is sponsored by a multi-year grant from NASA's Microgravity and Science
Applications Div. For details, e-mail firstname.lastname@example.org , FAX (410) 516-5251.
Novel needle helps characterize tissue
MIT researchers have developed a needle embedded with
microchips that could replace several probes doctors currently use to
characterize human tissue such as tumors. The needle could also be less
expensive than current probes and is 30% smaller in diameter--a fact that
patients are sure to appreciate. The researchers, led by Kenneth S. Szajda of
the Harvard-MIT Division of Health Sciences and Technology, have built a
prototype device that measures temperature. The ultimate goal: a needle that
also measures such parameters as pH, oxygen concentration, and radiation dosage.
The needle was originally developed for use in the hyperthermic treatment of
cancer, where heat is used to improve the effectiveness of radiation and
chemotherapy. "Characterization of the tumor environment is essential to
planning and evaluating hyperthermic treatments," says Dr. Szajda. Though
conventional temperature probes for this purpose "work very well," he said,
"they do have limitations. Our idea was to build something that would work even
better." For details, e-mail Elizabeth Thomson at email@example.com .
Polymer could insulate circuits
Researchers at Rensselaer Polytechnic Institute have
discovered an effective way to coat surfaces with polynaphthalene, a long-chain
polymer that has a very low dielectric constant. As a result, the polymer could
find application in insulating high-speed, high-density microelectronic
circuits. The problem with using long-chain polymers as insulating materials for
multilevel chips has been finding an effective and environmentally safe way to
apply them as thin-film coatings. Traditional spin coating relies on using
dissolved materials, and some thermally stable long-chain polymers, such as
polynaphthalene, do not easily dissolve. At Rensselaer, Toh-Ming Lu and James
Moore evaporated ortho-diethynyl-benzene, a monomer precursor, and deposited it
on a heated silicon wafer in the university's clean room. The precursor

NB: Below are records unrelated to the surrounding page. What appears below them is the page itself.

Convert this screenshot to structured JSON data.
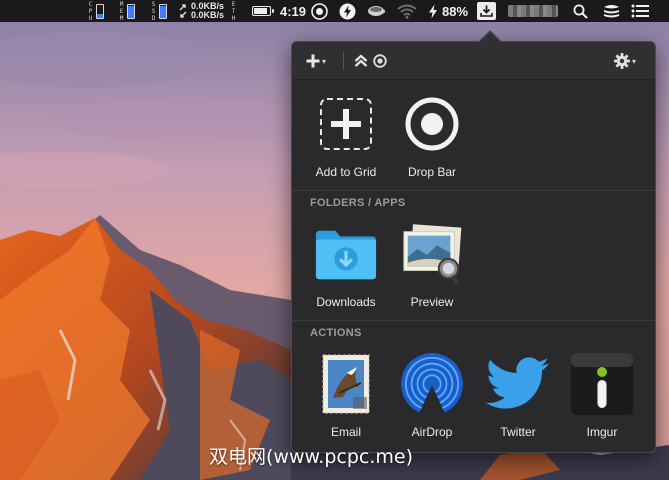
{
  "menubar": {
    "cpu_label": "CPU",
    "mem_label": "MEM",
    "ssd_label": "SSD",
    "net_up": "0.0KB/s",
    "net_down": "0.0KB/s",
    "eth_label": "ETH",
    "cpu_level": 0.25,
    "mem_level": 0.85,
    "ssd_level": 0.85,
    "time": "4:19",
    "battery_percent": "88%",
    "icons": [
      "battery-icon",
      "target-icon",
      "bolt-circle-icon",
      "coffee-icon",
      "wifi-icon",
      "charging-icon",
      "download-box-icon",
      "spotlight-search-icon",
      "layers-icon",
      "notification-list-icon"
    ]
  },
  "toolbar": {
    "add_caret": "▾",
    "settings_caret": "▾"
  },
  "sections": {
    "top_tiles": [
      {
        "label": "Add to Grid",
        "icon": "add-to-grid-icon"
      },
      {
        "label": "Drop Bar",
        "icon": "drop-bar-icon"
      }
    ],
    "folders_header": "FOLDERS / APPS",
    "folders": [
      {
        "label": "Downloads",
        "icon": "downloads-folder-icon"
      },
      {
        "label": "Preview",
        "icon": "preview-app-icon"
      }
    ],
    "actions_header": "ACTIONS",
    "actions": [
      {
        "label": "Email",
        "icon": "email-stamp-icon"
      },
      {
        "label": "AirDrop",
        "icon": "airdrop-icon"
      },
      {
        "label": "Twitter",
        "icon": "twitter-bird-icon"
      },
      {
        "label": "Imgur",
        "icon": "imgur-icon"
      }
    ]
  },
  "watermark": "双电网(www.pcpc.me)",
  "colors": {
    "menubar_bg": "#1a1a1c",
    "panel_bg": "#2a2a2c",
    "meter_fill": "#3d7bff",
    "folder_blue": "#3fb7f0",
    "airdrop_blue": "#1f6fe0",
    "twitter_blue": "#3aa0ea",
    "imgur_green": "#85bf25"
  }
}
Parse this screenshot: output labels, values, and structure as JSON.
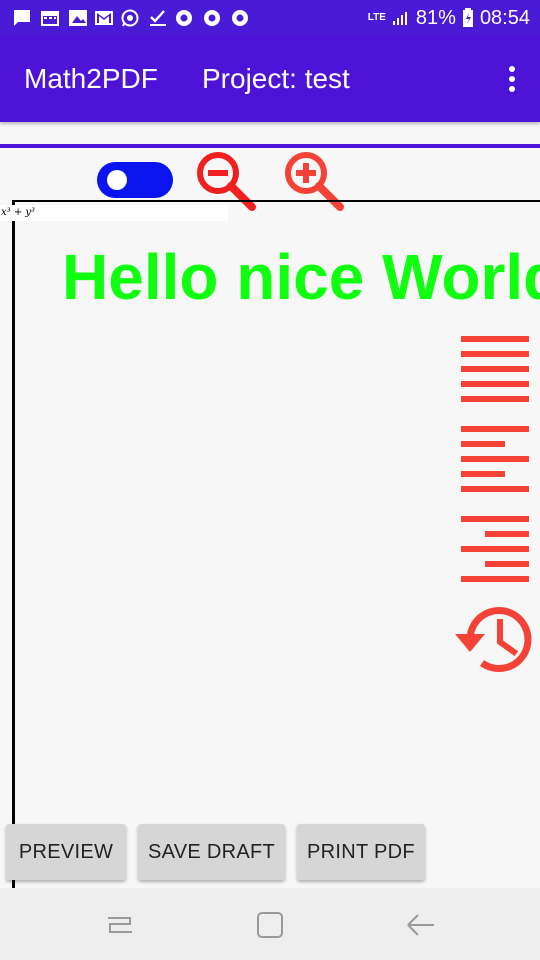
{
  "status_bar": {
    "battery_percent": "81%",
    "time": "08:54",
    "network_label": "LTE",
    "notification_icons": [
      "message-icon",
      "calendar-icon",
      "gallery-icon",
      "gmail-icon",
      "whatsapp-icon",
      "check-icon",
      "chrome-icon",
      "chrome-icon",
      "chrome-icon"
    ]
  },
  "app_bar": {
    "app_title": "Math2PDF",
    "project_title": "Project: test"
  },
  "canvas": {
    "formula_text": "x³ + y³",
    "headline_text": "Hello nice World",
    "headline_color": "#10ff10"
  },
  "toolbar": {
    "toggle_on": true,
    "toggle_color": "#0a14ef",
    "zoom_out_icon": "zoom-out-icon",
    "zoom_in_icon": "zoom-in-icon",
    "align_icons": [
      "align-justify-icon",
      "align-left-icon",
      "align-right-icon"
    ],
    "history_icon": "history-icon",
    "accent_color": "#f44336"
  },
  "buttons": {
    "preview": "PREVIEW",
    "save_draft": "SAVE DRAFT",
    "print_pdf": "PRINT PDF"
  },
  "colors": {
    "app_bar": "#4d13d6",
    "status_bar": "#4a1bd6"
  }
}
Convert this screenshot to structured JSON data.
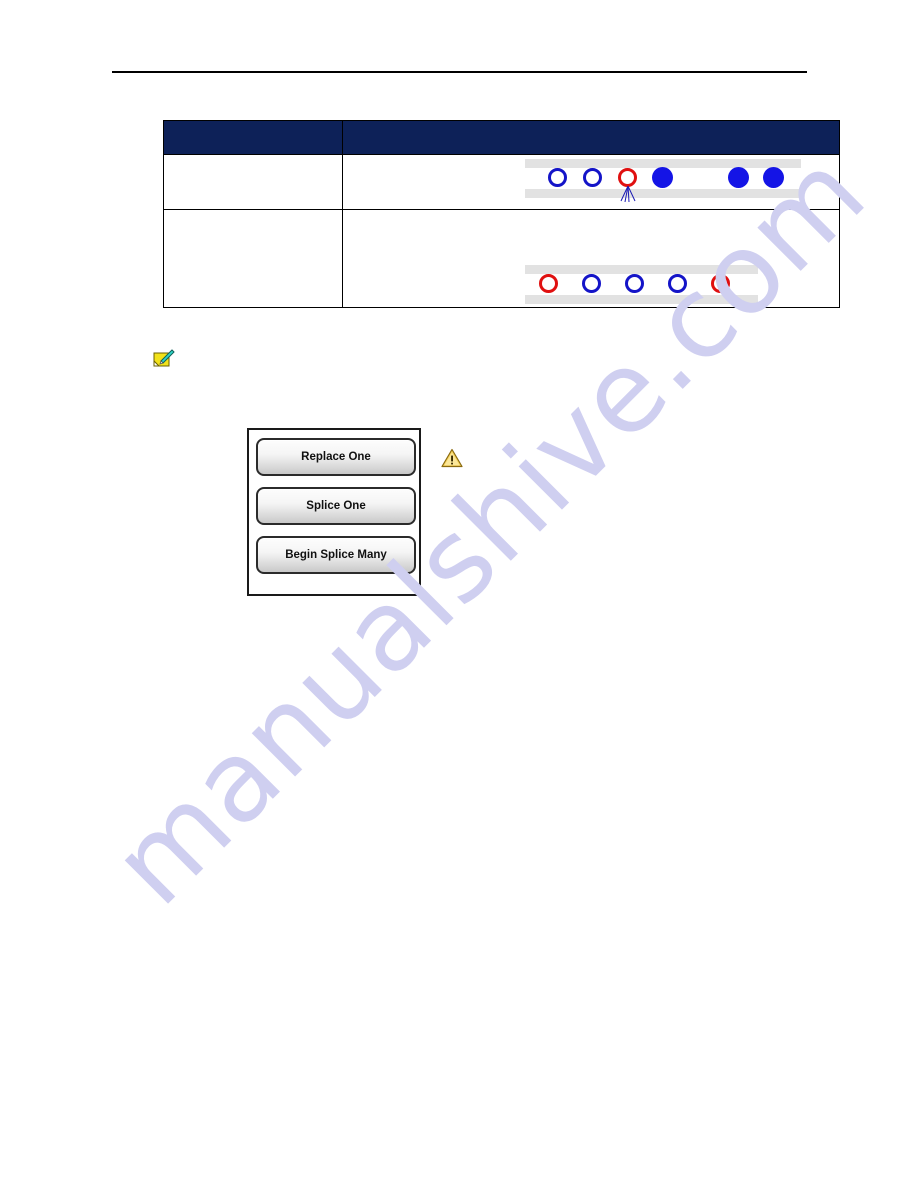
{
  "page": {
    "background_color": "#ffffff",
    "rule_color": "#000000"
  },
  "watermark": {
    "text": "manualshive.com",
    "color": "#cfcff0"
  },
  "table": {
    "header_background": "#0d2158",
    "border_color": "#000000",
    "columns": [
      {
        "header": ""
      },
      {
        "header": ""
      }
    ],
    "rows": [
      {
        "label": "",
        "description": "",
        "graphic": {
          "name": "splice-one-strip",
          "band_color": "#e2e2e2",
          "items": [
            {
              "style": "hollow",
              "color": "#1414c8",
              "marker": "none"
            },
            {
              "style": "hollow",
              "color": "#1414c8",
              "marker": "none"
            },
            {
              "style": "hollow",
              "color": "#e01010",
              "marker": "pointer-fan"
            },
            {
              "style": "filled",
              "color": "#1414e6",
              "marker": "none"
            },
            {
              "style": "gap",
              "color": "",
              "marker": "none"
            },
            {
              "style": "filled",
              "color": "#1414e6",
              "marker": "none"
            },
            {
              "style": "filled",
              "color": "#1414e6",
              "marker": "none"
            }
          ]
        }
      },
      {
        "label": "",
        "description": "",
        "graphic": {
          "name": "splice-many-strip",
          "band_color": "#e2e2e2",
          "items": [
            {
              "style": "hollow",
              "color": "#e01010",
              "marker": "none"
            },
            {
              "style": "hollow",
              "color": "#1414c8",
              "marker": "none"
            },
            {
              "style": "hollow",
              "color": "#1414c8",
              "marker": "none"
            },
            {
              "style": "hollow",
              "color": "#1414c8",
              "marker": "none"
            },
            {
              "style": "hollow",
              "color": "#e01010",
              "marker": "none"
            }
          ]
        }
      }
    ]
  },
  "note": {
    "icon": "note-pen-icon",
    "text": ""
  },
  "button_panel": {
    "buttons": [
      {
        "label": "Replace One"
      },
      {
        "label": "Splice One"
      },
      {
        "label": "Begin Splice Many"
      }
    ]
  },
  "warning": {
    "icon": "warning-triangle-icon",
    "color": "#f5c518",
    "text": ""
  }
}
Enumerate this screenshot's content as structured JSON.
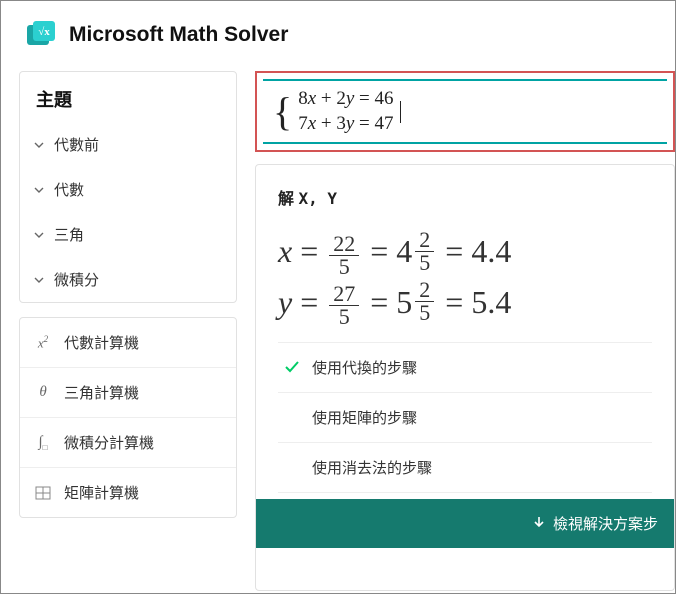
{
  "header": {
    "title": "Microsoft Math Solver"
  },
  "sidebar": {
    "topics_title": "主題",
    "topics": [
      {
        "label": "代數前"
      },
      {
        "label": "代數"
      },
      {
        "label": "三角"
      },
      {
        "label": "微積分"
      }
    ],
    "calculators": [
      {
        "label": "代數計算機",
        "icon": "algebra"
      },
      {
        "label": "三角計算機",
        "icon": "theta"
      },
      {
        "label": "微積分計算機",
        "icon": "integral"
      },
      {
        "label": "矩陣計算機",
        "icon": "matrix"
      }
    ]
  },
  "equation": {
    "line1": "8x + 2y = 46",
    "line2": "7x + 3y = 47"
  },
  "solution": {
    "heading_prefix": "解 ",
    "heading_vars": "X, Y",
    "x": {
      "frac_num": "22",
      "frac_den": "5",
      "mixed_whole": "4",
      "mixed_num": "2",
      "mixed_den": "5",
      "decimal": "4.4"
    },
    "y": {
      "frac_num": "27",
      "frac_den": "5",
      "mixed_whole": "5",
      "mixed_num": "2",
      "mixed_den": "5",
      "decimal": "5.4"
    }
  },
  "steps": [
    {
      "label": "使用代換的步驟",
      "selected": true
    },
    {
      "label": "使用矩陣的步驟",
      "selected": false
    },
    {
      "label": "使用消去法的步驟",
      "selected": false
    }
  ],
  "footer": {
    "label": "檢視解決方案步"
  }
}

transformed into a very thin transparent coating of polynaphthalene. Tests show
the coating to have a dielectric constant of less than 2.6 and to be stable at
temperatures of 600C. For details visit http://www.rpi.edu/dept/NewsComm/tips/news_ideas.asp .
Parallel-processor architectures get flexible
Imagine connecting all the computers in a building so
that they can share resources, allowing a computer that is running a really big
program to borrow memory--and even processors--from idle computers nearby. Now
imagine that such a system would be comparable in cost and reliability to a
normal network. That is one of the possible results of FLASH--Flexible
Architecture for Shared Memory--a project being conducted at Stanford
University's Computer Systems Laboratory. Its goal: to develop a new and more
flexible type of parallel processor--a computer that uses more than one central
processing unit at once. The 46-member-plus research team expects to have a
prototype of the machine built and running by the end of the year. It is also
working on HIVE--an operating system that would allow the computer to run many
existing programs. The project, a cooperative effort with LSI Logic and Silicon
Graphics, is supported by the Department of Defense's Advanced Research Projects
Agency. For details, e-mail firstname.lastname@example.org .